### Dataset rows for apps and sites
--- START ---

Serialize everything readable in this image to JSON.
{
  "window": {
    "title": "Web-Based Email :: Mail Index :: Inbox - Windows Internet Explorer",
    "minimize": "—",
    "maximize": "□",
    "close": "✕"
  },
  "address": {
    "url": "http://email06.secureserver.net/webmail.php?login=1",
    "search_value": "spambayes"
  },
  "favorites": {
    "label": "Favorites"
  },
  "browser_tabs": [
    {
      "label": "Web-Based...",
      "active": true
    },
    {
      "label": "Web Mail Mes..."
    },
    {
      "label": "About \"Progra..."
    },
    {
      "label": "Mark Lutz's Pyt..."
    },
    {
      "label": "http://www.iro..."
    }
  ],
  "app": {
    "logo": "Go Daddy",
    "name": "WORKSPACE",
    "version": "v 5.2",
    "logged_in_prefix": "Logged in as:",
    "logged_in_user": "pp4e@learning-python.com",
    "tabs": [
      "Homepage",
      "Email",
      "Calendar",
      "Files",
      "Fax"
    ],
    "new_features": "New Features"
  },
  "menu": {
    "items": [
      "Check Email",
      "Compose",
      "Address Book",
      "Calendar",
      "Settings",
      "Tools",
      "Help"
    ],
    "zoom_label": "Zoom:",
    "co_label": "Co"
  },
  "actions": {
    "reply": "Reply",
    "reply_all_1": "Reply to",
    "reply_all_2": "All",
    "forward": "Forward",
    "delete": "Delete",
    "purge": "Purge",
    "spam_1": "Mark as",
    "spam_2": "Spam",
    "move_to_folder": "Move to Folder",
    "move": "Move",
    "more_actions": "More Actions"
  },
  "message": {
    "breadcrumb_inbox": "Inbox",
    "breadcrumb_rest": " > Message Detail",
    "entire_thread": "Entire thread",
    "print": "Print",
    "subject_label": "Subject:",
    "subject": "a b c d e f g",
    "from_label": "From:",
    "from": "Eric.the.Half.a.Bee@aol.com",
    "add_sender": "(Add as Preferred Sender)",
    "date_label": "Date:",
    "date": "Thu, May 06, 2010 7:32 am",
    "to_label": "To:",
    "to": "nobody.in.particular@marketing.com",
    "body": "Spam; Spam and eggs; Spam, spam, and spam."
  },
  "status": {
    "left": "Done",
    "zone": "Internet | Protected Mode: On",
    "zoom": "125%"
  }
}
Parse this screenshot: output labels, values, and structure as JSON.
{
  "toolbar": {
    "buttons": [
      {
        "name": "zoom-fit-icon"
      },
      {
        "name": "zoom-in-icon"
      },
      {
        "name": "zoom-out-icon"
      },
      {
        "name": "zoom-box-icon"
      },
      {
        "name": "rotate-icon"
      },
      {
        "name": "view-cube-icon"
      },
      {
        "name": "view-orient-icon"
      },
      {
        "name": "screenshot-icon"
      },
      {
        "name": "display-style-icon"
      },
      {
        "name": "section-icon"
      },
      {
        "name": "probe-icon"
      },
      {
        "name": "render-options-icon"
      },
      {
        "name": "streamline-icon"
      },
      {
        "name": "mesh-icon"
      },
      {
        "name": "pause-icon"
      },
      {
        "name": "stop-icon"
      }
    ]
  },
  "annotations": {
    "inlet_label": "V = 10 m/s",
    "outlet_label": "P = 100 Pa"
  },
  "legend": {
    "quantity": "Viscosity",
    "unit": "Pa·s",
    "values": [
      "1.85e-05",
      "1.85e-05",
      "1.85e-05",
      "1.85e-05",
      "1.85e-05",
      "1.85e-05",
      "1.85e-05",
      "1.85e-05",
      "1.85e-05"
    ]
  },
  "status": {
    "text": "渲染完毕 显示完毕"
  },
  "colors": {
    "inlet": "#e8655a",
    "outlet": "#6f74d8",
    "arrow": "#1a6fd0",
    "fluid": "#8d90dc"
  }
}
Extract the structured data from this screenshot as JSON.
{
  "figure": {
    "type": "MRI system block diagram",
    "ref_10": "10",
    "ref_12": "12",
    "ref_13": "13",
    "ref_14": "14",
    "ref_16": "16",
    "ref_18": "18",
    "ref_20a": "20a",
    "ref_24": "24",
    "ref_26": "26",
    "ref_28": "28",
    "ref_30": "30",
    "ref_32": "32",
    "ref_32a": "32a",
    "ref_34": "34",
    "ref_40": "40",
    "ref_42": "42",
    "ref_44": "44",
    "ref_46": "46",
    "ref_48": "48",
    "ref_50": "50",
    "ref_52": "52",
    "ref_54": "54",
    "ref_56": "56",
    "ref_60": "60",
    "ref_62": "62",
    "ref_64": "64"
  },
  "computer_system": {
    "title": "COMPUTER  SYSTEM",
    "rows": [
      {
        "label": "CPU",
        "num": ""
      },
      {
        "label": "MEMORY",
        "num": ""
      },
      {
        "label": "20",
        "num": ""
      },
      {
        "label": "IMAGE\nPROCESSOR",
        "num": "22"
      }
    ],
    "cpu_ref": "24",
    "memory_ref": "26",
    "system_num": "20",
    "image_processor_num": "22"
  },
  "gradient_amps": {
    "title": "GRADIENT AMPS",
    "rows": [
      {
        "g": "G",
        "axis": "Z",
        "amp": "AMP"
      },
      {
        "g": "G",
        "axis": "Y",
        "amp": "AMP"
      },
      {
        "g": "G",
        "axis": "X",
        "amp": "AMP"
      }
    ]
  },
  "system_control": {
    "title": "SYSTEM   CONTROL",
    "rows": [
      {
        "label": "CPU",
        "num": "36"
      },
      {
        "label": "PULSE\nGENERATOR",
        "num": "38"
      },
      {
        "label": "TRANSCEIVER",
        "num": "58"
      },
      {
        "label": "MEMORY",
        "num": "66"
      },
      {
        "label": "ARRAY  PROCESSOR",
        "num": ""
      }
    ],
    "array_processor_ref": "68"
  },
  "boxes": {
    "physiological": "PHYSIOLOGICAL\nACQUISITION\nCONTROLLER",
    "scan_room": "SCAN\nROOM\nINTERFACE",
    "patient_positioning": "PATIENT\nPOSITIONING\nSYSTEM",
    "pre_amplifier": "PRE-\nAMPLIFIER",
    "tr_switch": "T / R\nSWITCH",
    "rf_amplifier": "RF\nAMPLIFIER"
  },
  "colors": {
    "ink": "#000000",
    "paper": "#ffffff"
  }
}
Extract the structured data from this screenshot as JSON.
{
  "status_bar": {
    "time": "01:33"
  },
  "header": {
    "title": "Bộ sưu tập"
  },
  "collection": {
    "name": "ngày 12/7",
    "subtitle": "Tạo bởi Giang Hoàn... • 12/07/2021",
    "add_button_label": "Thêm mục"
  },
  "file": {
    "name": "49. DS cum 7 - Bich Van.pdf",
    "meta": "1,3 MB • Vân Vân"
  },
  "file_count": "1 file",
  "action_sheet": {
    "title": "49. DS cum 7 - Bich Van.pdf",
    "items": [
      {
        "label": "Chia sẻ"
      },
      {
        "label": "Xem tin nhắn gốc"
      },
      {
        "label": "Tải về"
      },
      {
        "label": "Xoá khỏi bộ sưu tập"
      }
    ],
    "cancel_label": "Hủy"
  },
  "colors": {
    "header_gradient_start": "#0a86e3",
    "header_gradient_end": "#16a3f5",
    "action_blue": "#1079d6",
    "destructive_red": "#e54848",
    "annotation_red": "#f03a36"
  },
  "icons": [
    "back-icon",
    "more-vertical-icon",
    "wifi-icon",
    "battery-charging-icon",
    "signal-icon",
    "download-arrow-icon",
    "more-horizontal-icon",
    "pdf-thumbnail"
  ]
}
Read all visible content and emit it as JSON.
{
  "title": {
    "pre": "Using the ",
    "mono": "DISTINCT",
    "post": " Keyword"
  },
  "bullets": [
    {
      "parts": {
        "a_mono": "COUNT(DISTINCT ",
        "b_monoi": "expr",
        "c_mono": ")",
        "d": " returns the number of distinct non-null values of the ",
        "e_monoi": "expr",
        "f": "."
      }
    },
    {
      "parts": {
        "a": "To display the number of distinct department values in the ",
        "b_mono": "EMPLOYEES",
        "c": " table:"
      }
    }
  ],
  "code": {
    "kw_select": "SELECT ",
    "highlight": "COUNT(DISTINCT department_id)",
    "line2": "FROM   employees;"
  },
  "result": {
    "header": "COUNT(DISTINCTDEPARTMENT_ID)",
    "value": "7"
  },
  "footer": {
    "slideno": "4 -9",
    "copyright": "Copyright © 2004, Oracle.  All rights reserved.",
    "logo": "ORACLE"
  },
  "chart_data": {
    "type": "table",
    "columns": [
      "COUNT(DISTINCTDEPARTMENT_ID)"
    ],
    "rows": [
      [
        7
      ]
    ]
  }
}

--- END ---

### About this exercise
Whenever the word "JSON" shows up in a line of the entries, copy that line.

### Written response
Serialize everything readable in this image to JSON.
Parse this screenshot: output labels, values, and structure as JSON.
Extract the structured data from this screenshot as JSON.
Extract the structured data from this screenshot as JSON.
Read all visible content and emit it as JSON.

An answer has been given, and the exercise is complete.